* **Listed records**

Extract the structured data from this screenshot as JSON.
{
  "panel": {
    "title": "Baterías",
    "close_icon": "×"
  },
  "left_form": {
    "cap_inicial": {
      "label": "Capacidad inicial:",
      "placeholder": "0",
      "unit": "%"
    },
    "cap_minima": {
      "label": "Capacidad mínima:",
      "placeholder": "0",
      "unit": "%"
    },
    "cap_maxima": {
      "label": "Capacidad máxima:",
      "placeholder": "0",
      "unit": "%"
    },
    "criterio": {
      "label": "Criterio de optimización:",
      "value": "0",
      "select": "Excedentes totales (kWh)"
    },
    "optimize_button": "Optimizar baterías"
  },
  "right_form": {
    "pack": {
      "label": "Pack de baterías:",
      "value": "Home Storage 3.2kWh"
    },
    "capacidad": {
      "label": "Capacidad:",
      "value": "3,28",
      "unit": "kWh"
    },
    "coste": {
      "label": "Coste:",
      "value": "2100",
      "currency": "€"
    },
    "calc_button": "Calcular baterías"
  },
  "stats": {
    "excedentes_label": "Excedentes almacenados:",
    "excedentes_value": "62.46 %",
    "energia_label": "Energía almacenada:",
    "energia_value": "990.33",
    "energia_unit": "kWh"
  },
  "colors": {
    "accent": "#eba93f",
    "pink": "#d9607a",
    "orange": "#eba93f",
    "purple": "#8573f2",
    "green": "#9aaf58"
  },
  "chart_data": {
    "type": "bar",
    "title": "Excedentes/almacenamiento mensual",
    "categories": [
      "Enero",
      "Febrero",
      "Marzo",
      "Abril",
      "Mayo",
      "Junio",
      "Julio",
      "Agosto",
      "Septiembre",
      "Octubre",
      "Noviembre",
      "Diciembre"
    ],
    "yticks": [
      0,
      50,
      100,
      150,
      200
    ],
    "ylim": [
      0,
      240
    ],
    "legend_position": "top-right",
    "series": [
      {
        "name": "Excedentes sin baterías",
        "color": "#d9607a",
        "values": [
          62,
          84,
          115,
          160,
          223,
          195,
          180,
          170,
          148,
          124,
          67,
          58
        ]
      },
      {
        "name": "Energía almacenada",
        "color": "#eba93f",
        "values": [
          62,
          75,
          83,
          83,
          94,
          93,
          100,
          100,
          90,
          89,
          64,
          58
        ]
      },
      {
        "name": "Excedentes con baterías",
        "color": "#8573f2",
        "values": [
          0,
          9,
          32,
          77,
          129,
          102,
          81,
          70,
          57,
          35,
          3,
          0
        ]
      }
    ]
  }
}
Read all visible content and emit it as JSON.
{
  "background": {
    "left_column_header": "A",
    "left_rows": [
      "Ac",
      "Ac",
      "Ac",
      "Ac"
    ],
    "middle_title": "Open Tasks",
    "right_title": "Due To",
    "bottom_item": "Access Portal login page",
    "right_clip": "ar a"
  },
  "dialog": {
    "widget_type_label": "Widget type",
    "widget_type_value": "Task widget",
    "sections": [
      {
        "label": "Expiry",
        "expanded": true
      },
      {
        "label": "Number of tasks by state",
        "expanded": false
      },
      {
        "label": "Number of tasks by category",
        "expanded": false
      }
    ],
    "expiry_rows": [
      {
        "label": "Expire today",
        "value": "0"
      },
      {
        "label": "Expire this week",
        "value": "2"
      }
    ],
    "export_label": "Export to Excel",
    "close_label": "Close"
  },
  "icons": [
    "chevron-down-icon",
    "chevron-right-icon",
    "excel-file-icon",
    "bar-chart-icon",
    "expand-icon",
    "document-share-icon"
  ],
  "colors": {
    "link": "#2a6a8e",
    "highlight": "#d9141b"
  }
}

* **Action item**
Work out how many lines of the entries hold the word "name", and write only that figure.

* **Your solution**
3